→ **Task statement**
Your task is to copy every line of the entries that holds the word "recordstore".

(Available data)

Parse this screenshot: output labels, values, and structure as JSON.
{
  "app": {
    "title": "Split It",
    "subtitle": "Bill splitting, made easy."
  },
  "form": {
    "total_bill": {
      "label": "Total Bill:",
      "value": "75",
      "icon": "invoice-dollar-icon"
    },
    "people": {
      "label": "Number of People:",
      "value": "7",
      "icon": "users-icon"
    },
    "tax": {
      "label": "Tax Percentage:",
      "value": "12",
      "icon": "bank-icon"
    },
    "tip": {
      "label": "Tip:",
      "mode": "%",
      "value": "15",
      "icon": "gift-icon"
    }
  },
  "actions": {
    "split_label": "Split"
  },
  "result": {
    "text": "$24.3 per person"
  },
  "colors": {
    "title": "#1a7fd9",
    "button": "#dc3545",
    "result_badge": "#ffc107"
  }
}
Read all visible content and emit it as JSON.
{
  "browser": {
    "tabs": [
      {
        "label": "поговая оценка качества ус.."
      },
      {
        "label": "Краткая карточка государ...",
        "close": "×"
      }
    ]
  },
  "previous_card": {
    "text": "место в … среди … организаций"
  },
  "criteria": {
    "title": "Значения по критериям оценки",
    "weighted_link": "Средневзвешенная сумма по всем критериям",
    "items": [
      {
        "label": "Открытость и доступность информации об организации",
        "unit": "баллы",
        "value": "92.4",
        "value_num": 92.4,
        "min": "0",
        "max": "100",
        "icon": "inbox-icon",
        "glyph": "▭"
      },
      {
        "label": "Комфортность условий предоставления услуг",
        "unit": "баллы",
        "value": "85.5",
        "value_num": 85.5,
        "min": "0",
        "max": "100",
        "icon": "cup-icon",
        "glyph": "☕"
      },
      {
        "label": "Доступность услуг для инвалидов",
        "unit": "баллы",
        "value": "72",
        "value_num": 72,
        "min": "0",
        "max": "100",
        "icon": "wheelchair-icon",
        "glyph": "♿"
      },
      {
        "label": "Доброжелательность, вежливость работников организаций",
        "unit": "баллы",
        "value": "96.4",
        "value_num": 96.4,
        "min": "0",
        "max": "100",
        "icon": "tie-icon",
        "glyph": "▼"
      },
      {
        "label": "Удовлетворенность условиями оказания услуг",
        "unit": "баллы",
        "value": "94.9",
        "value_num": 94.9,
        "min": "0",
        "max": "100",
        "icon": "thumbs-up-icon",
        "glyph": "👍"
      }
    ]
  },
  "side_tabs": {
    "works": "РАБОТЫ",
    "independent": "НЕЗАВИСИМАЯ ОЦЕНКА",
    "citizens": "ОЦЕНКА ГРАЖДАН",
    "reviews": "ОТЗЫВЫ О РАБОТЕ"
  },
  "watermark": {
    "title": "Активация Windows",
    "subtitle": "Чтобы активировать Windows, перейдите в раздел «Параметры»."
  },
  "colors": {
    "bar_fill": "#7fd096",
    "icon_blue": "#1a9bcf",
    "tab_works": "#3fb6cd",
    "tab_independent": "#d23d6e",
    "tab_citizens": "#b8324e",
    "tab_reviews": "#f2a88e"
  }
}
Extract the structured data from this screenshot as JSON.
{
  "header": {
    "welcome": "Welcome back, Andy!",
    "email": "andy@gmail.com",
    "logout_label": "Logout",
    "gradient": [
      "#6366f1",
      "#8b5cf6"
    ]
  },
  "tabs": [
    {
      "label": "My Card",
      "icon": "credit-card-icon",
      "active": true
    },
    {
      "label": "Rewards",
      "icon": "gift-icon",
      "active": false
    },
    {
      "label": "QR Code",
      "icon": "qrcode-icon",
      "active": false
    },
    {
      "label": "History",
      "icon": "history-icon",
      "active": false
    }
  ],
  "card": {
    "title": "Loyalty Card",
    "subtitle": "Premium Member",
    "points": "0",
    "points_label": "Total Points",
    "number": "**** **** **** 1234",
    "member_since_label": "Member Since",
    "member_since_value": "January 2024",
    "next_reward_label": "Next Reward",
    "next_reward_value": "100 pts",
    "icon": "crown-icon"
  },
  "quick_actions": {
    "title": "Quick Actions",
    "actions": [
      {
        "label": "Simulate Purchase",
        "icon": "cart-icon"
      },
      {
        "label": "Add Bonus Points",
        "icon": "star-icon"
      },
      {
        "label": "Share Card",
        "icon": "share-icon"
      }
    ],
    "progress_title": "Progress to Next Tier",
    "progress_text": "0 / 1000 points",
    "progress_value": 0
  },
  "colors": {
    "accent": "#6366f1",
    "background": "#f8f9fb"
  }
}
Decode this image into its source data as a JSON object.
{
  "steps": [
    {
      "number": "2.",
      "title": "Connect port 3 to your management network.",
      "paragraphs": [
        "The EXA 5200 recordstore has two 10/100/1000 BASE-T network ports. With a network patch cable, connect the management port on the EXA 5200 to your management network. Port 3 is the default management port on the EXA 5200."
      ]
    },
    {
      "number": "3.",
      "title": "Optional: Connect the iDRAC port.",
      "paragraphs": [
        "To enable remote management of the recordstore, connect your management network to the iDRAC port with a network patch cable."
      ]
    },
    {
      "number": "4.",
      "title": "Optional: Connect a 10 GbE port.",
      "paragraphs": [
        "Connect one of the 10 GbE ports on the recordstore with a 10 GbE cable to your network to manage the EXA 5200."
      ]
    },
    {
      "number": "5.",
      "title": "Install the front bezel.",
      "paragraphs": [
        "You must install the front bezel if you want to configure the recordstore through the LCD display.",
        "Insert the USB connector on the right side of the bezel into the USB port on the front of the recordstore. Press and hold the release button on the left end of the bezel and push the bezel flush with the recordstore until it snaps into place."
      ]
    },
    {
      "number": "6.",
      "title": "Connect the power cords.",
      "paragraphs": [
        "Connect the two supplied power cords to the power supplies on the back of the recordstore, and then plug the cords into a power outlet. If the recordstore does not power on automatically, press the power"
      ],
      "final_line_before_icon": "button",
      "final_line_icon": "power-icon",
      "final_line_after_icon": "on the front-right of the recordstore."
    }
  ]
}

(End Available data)

→ **Solution for this exercise**
        "The EXA 5200 recordstore has two 10/100/1000 BASE-T network ports. With a network patch cable, connect the management port on the EXA 5200 to your management network. Port 3 is the default management port on the EXA 5200."
        "To enable remote management of the recordstore, connect your management network to the iDRAC port with a network patch cable."
        "Connect one of the 10 GbE ports on the recordstore with a 10 GbE cable to your network to manage the EXA 5200."
        "You must install the front bezel if you want to configure the recordstore through the LCD display.",
        "Insert the USB connector on the right side of the bezel into the USB port on the front of the recordstore. Press and hold the release button on the left end of the bezel and push the bezel flush with the recordstore until it snaps into place."
        "Connect the two supplied power cords to the power supplies on the back of the recordstore, and then plug the cords into a power outlet. If the recordstore does not power on automatically, press the power"
      "final_line_after_icon": "on the front-right of the recordstore."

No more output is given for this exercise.